Panama was a protectorate from 1903 until 1936 because similar to Cuba, there was a 1903 treaty (Hay-Bunau-Varilla Treaty) that gave the US the exclusive right to guarantee Panama's independence and to intervene in Panamanian domestic affairs. This treaty was replaced in 1936 (by the Hull-Alfaro Treaty) which did away with the right of intervention.
Nicaragua was occupied in 1912 and then occupied again in 1927-1933. It became a protectorate after a treaty was ratified between it and the US giving US control over Nicaraguan finances in 1912 until 1933 I think.
Honduras had seen US troops deployed in certain areas in 1907 (in response to civil unrest and a Nicaraguan invasion that took the capital of Honduras) and 1911, 1912, 1919, 1924 (twice) and 1925. From what I can tell it wasn't a full occupation of the country. US influence was very heavy from 1911-1919 under a provisional president chosen by the US as part of an agreement to bring an end to a civil conflict. So Honduras I would show as US influenced during that time with US occupations of Le Ceiba during the 1907, 1924 and 1925 episodes of US troop deployment.
1902 - Cuba protectorate
1903-1904 - Cuba and Panama protectorate
1905 - Cuba, Panama and DR protectorate
1906 - Cuba occupied; Panama and DR protectorate
1907 - Cuba occupied, La Ceiba in Honduras occupied; Panama and DR protectorate
1908-1909 - Cuba occupied; Panama and DR protectorate
1910-1911 - Cuba, Panama and DR protectorate
1911 - Cuba, Panama and DR protectorate; Honduras US influenced
1912 - Nicaragua occupied; Cuba, Panama and DR protectorate; Honduras US influenced
1913-1914 - Cuba, Panama, DR and Nicaragua protectorate; Honduras US influenced
1915 - Haiti occupied; Cuba, Panama, DR and Nicaragua protectorate; Honduras US influenced
1916 - Haiti and DR occupied; Cuba, Panama and Nicaragua protectorate; Honduras US influenced
1917-1919 - Haiti, DR and Cuba's Oriente province occupied; rest of Cuba, Panama and Nicaragua protectorate; Honduras US influenced
1920-1922 - Haiti, DR and Cuba's Oriente province occupied; rest of Cuba, Panama and Nicaragua protectorate
1923 - Haiti and DR occupied; Cuba, Panama and Nicaragua protectorate;
1924 - Haiti and La Ceiba occupied; Cuba, Panama, DR and Nicaragua protectorate;
1925 - Haiti and La Ceiba occupied; Cuba, Panama, DR and Nicaragua protectorate;
1926-1933 - Haiti occupied; Cuba, Panama, DR and Nicaragua protectorate;
1934-1936 - Haiti, Panama and DR protectorate;
1937-1941 -Haiti and DR protectorate

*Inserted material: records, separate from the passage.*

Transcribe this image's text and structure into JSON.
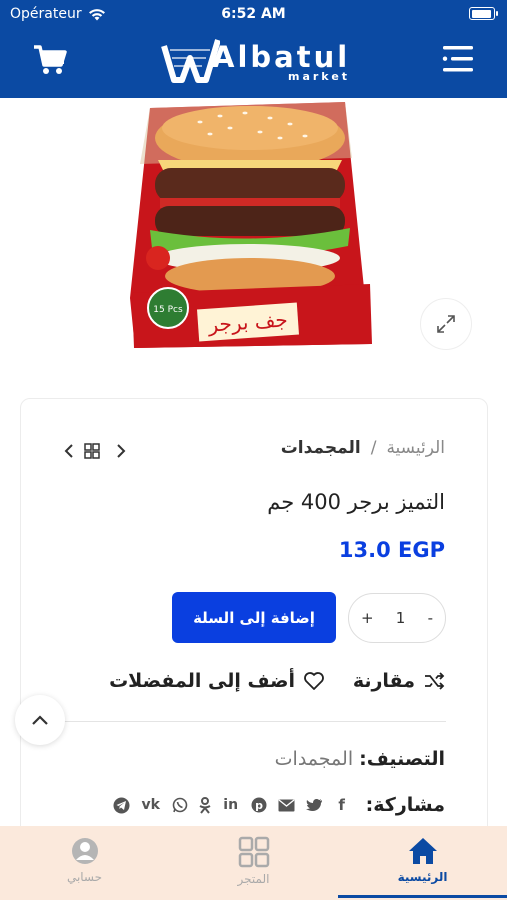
{
  "status_bar": {
    "carrier": "Opérateur",
    "time": "6:52 AM",
    "battery": 0.92
  },
  "header": {
    "logo_text": "Albatul",
    "logo_sub": "market",
    "background_color": "#0b4aa3"
  },
  "breadcrumb": {
    "home": "الرئيسية",
    "separator": "/",
    "current": "المجمدات"
  },
  "product": {
    "title": "التميز برجر 400 جم",
    "price": "13.0 EGP",
    "quantity": "1",
    "qty_minus": "-",
    "qty_plus": "+",
    "add_to_cart": "إضافة إلى السلة",
    "compare": "مقارنة",
    "wishlist": "أضف إلى المفضلات",
    "category_label": "التصنيف:",
    "category_value": "المجمدات",
    "share_label": "مشاركة:",
    "share_icons": [
      "facebook-icon",
      "twitter-icon",
      "email-icon",
      "pinterest-icon",
      "linkedin-icon",
      "odnoklassniki-icon",
      "whatsapp-icon",
      "vk-icon",
      "telegram-icon"
    ]
  },
  "bottom_nav": {
    "tabs": [
      {
        "label": "الرئيسية",
        "icon": "home-icon",
        "active": true
      },
      {
        "label": "المتجر",
        "icon": "grid-icon",
        "active": false
      },
      {
        "label": "حسابي",
        "icon": "account-icon",
        "active": false
      }
    ]
  },
  "colors": {
    "primary": "#0b4aa3",
    "accent": "#0a3fe0",
    "nav_bg": "#fbe9dc"
  }
}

An example map (which also shows Colombia's non-recognition of Panama until 1922 and corrected the Cayman Islands (which were shown as Cuban) and Isle of Pines/Isla de Juventad (which were shown as Mexican oddly instead of Cuban); also corrected are showing occupied countries in the primary colour instead of the territory colour since Haiti and the Dom Rep were never territories of the US but were occupied by the US and occupation is shown in the primary colour; the territory colour is really for federal systems where territories exist within a federal system):